Data for this task section start

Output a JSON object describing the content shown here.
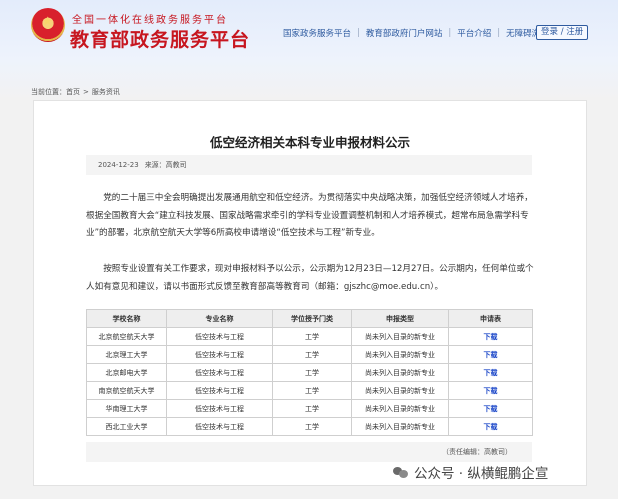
{
  "header": {
    "site_subtitle": "全国一体化在线政务服务平台",
    "site_title": "教育部政务服务平台",
    "nav": [
      "国家政务服务平台",
      "教育部政府门户网站",
      "平台介绍",
      "无障碍浏览"
    ],
    "login_label": "登录 / 注册"
  },
  "breadcrumb": {
    "prefix": "当前位置：",
    "home": "首页",
    "separator": ">",
    "current": "服务资讯"
  },
  "article": {
    "title": "低空经济相关本科专业申报材料公示",
    "date": "2024-12-23",
    "source": "来源：高教司",
    "paragraphs": [
      "党的二十届三中全会明确提出发展通用航空和低空经济。为贯彻落实中央战略决策，加强低空经济领域人才培养，根据全国教育大会“建立科技发展、国家战略需求牵引的学科专业设置调整机制和人才培养模式，超常布局急需学科专业”的部署，北京航空航天大学等6所高校申请增设“低空技术与工程”新专业。",
      "按照专业设置有关工作要求，现对申报材料予以公示，公示期为12月23日—12月27日。公示期内，任何单位或个人如有意见和建议，请以书面形式反馈至教育部高等教育司（邮箱：gjszhc@moe.edu.cn）。"
    ],
    "table": {
      "headers": [
        "学校名称",
        "专业名称",
        "学位授予门类",
        "申报类型",
        "申请表"
      ],
      "rows": [
        [
          "北京航空航天大学",
          "低空技术与工程",
          "工学",
          "尚未列入目录的新专业",
          "下载"
        ],
        [
          "北京理工大学",
          "低空技术与工程",
          "工学",
          "尚未列入目录的新专业",
          "下载"
        ],
        [
          "北京邮电大学",
          "低空技术与工程",
          "工学",
          "尚未列入目录的新专业",
          "下载"
        ],
        [
          "南京航空航天大学",
          "低空技术与工程",
          "工学",
          "尚未列入目录的新专业",
          "下载"
        ],
        [
          "华南理工大学",
          "低空技术与工程",
          "工学",
          "尚未列入目录的新专业",
          "下载"
        ],
        [
          "西北工业大学",
          "低空技术与工程",
          "工学",
          "尚未列入目录的新专业",
          "下载"
        ]
      ]
    },
    "editor": "（责任编辑：高教司）"
  },
  "watermark": "公众号 · 纵横鲲鹏企宣",
  "colors": {
    "brand_red": "#c7161f",
    "nav_blue": "#2f5ba0",
    "download_blue": "#1a46c8"
  },
  "icons": {
    "emblem": "national-emblem-icon",
    "watermark": "wechat-icon"
  }
}
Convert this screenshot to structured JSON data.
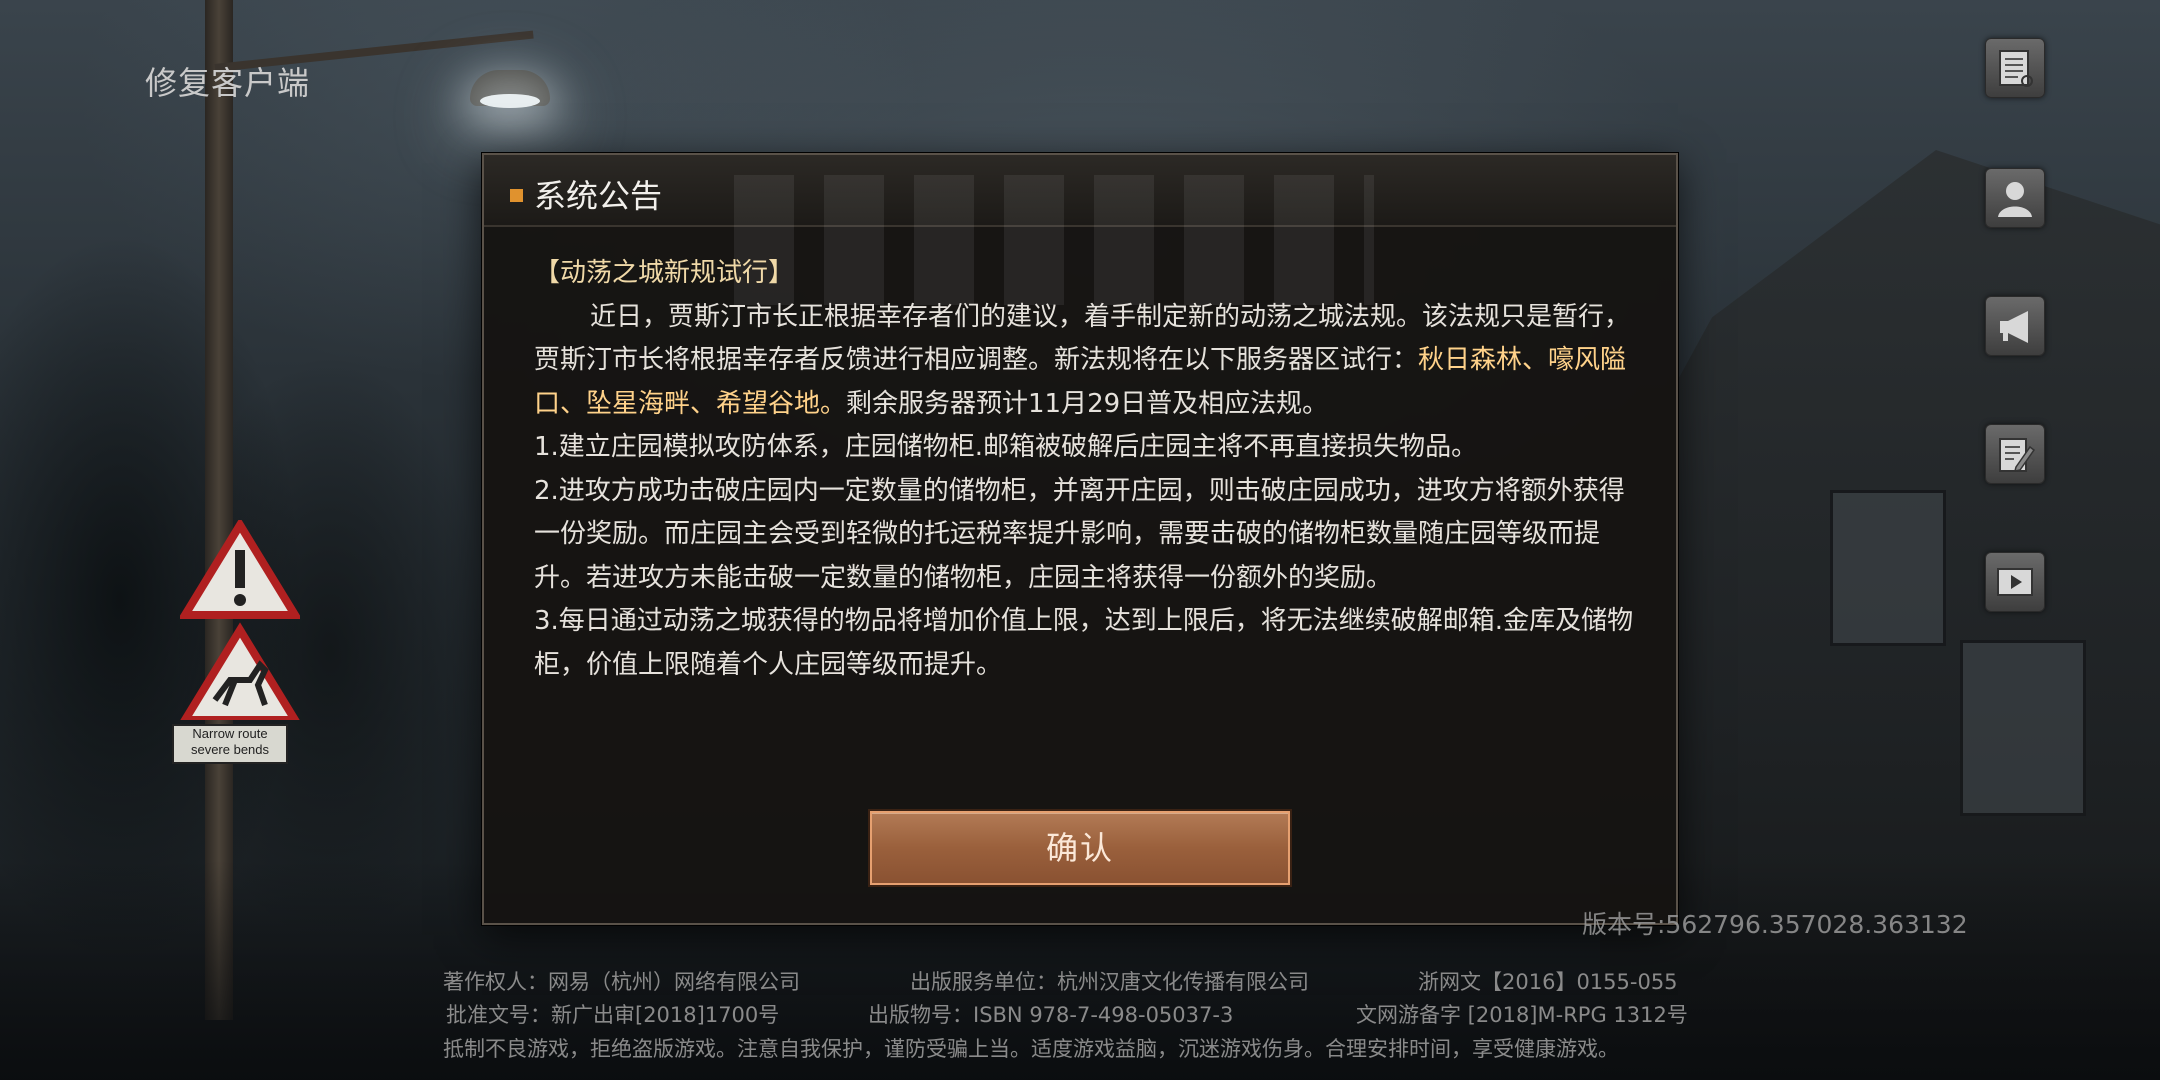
{
  "top_left": {
    "repair_label": "修复客户端"
  },
  "side_buttons": [
    {
      "icon": "notice-board-icon"
    },
    {
      "icon": "user-icon"
    },
    {
      "icon": "megaphone-icon"
    },
    {
      "icon": "edit-notes-icon"
    },
    {
      "icon": "video-play-icon"
    }
  ],
  "sign": {
    "line1": "Narrow route",
    "line2": "severe bends"
  },
  "dialog": {
    "title": "系统公告",
    "subtitle": "【动荡之城新规试行】",
    "para1_start": "近日，贾斯汀市长正根据幸存者们的建议，着手制定新的动荡之城法规。该法规只是暂行，贾斯汀市长将根据幸存者反馈进行相应调整。新法规将在以下服务器区试行：",
    "para1_highlight": "秋日森林、嚎风隘口、坠星海畔、希望谷地。",
    "para1_end": "剩余服务器预计11月29日普及相应法规。",
    "rule1": "1.建立庄园模拟攻防体系，庄园储物柜.邮箱被破解后庄园主将不再直接损失物品。",
    "rule2": "2.进攻方成功击破庄园内一定数量的储物柜，并离开庄园，则击破庄园成功，进攻方将额外获得一份奖励。而庄园主会受到轻微的托运税率提升影响，需要击破的储物柜数量随庄园等级而提升。若进攻方未能击破一定数量的储物柜，庄园主将获得一份额外的奖励。",
    "rule3": "3.每日通过动荡之城获得的物品将增加价值上限，达到上限后，将无法继续破解邮箱.金库及储物柜，价值上限随着个人庄园等级而提升。",
    "confirm_label": "确认"
  },
  "version_text": "版本号:562796.357028.363132",
  "footer": {
    "copyright": "著作权人：网易（杭州）网络有限公司",
    "publisher": "出版服务单位：杭州汉唐文化传播有限公司",
    "zhewangwen": "浙网文【2016】0155-055",
    "approval": "批准文号：新广出审[2018]1700号",
    "isbn": "出版物号：ISBN 978-7-498-05037-3",
    "record": "文网游备字 [2018]M-RPG 1312号",
    "health_notice": "抵制不良游戏，拒绝盗版游戏。注意自我保护，谨防受骗上当。适度游戏益脑，沉迷游戏伤身。合理安排时间，享受健康游戏。"
  },
  "colors": {
    "accent_orange": "#e0922e",
    "highlight_text": "#ffd28a",
    "button_fill": "#9a603c"
  }
}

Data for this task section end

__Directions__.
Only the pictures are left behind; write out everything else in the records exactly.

__Written response__.
Output a JSON object describing the content shown here.
{
  "header": {
    "site_subtitle": "全国一体化在线政务服务平台",
    "site_title": "教育部政务服务平台",
    "nav": [
      "国家政务服务平台",
      "教育部政府门户网站",
      "平台介绍",
      "无障碍浏览"
    ],
    "login_label": "登录 / 注册"
  },
  "breadcrumb": {
    "prefix": "当前位置：",
    "home": "首页",
    "separator": ">",
    "current": "服务资讯"
  },
  "article": {
    "title": "低空经济相关本科专业申报材料公示",
    "date": "2024-12-23",
    "source": "来源：高教司",
    "paragraphs": [
      "党的二十届三中全会明确提出发展通用航空和低空经济。为贯彻落实中央战略决策，加强低空经济领域人才培养，根据全国教育大会“建立科技发展、国家战略需求牵引的学科专业设置调整机制和人才培养模式，超常布局急需学科专业”的部署，北京航空航天大学等6所高校申请增设“低空技术与工程”新专业。",
      "按照专业设置有关工作要求，现对申报材料予以公示，公示期为12月23日—12月27日。公示期内，任何单位或个人如有意见和建议，请以书面形式反馈至教育部高等教育司（邮箱：gjszhc@moe.edu.cn）。"
    ],
    "table": {
      "headers": [
        "学校名称",
        "专业名称",
        "学位授予门类",
        "申报类型",
        "申请表"
      ],
      "rows": [
        [
          "北京航空航天大学",
          "低空技术与工程",
          "工学",
          "尚未列入目录的新专业",
          "下载"
        ],
        [
          "北京理工大学",
          "低空技术与工程",
          "工学",
          "尚未列入目录的新专业",
          "下载"
        ],
        [
          "北京邮电大学",
          "低空技术与工程",
          "工学",
          "尚未列入目录的新专业",
          "下载"
        ],
        [
          "南京航空航天大学",
          "低空技术与工程",
          "工学",
          "尚未列入目录的新专业",
          "下载"
        ],
        [
          "华南理工大学",
          "低空技术与工程",
          "工学",
          "尚未列入目录的新专业",
          "下载"
        ],
        [
          "西北工业大学",
          "低空技术与工程",
          "工学",
          "尚未列入目录的新专业",
          "下载"
        ]
      ]
    },
    "editor": "（责任编辑：高教司）"
  },
  "watermark": "公众号 · 纵横鲲鹏企宣",
  "colors": {
    "brand_red": "#c7161f",
    "nav_blue": "#2f5ba0",
    "download_blue": "#1a46c8"
  },
  "icons": {
    "emblem": "national-emblem-icon",
    "watermark": "wechat-icon"
  }
}
Convert this screenshot to structured JSON data.
{
  "top_left": {
    "repair_label": "修复客户端"
  },
  "side_buttons": [
    {
      "icon": "notice-board-icon"
    },
    {
      "icon": "user-icon"
    },
    {
      "icon": "megaphone-icon"
    },
    {
      "icon": "edit-notes-icon"
    },
    {
      "icon": "video-play-icon"
    }
  ],
  "sign": {
    "line1": "Narrow route",
    "line2": "severe bends"
  },
  "dialog": {
    "title": "系统公告",
    "subtitle": "【动荡之城新规试行】",
    "para1_start": "近日，贾斯汀市长正根据幸存者们的建议，着手制定新的动荡之城法规。该法规只是暂行，贾斯汀市长将根据幸存者反馈进行相应调整。新法规将在以下服务器区试行：",
    "para1_highlight": "秋日森林、嚎风隘口、坠星海畔、希望谷地。",
    "para1_end": "剩余服务器预计11月29日普及相应法规。",
    "rule1": "1.建立庄园模拟攻防体系，庄园储物柜.邮箱被破解后庄园主将不再直接损失物品。",
    "rule2": "2.进攻方成功击破庄园内一定数量的储物柜，并离开庄园，则击破庄园成功，进攻方将额外获得一份奖励。而庄园主会受到轻微的托运税率提升影响，需要击破的储物柜数量随庄园等级而提升。若进攻方未能击破一定数量的储物柜，庄园主将获得一份额外的奖励。",
    "rule3": "3.每日通过动荡之城获得的物品将增加价值上限，达到上限后，将无法继续破解邮箱.金库及储物柜，价值上限随着个人庄园等级而提升。",
    "confirm_label": "确认"
  },
  "version_text": "版本号:562796.357028.363132",
  "footer": {
    "copyright": "著作权人：网易（杭州）网络有限公司",
    "publisher": "出版服务单位：杭州汉唐文化传播有限公司",
    "zhewangwen": "浙网文【2016】0155-055",
    "approval": "批准文号：新广出审[2018]1700号",
    "isbn": "出版物号：ISBN 978-7-498-05037-3",
    "record": "文网游备字 [2018]M-RPG 1312号",
    "health_notice": "抵制不良游戏，拒绝盗版游戏。注意自我保护，谨防受骗上当。适度游戏益脑，沉迷游戏伤身。合理安排时间，享受健康游戏。"
  },
  "colors": {
    "accent_orange": "#e0922e",
    "highlight_text": "#ffd28a",
    "button_fill": "#9a603c"
  }
}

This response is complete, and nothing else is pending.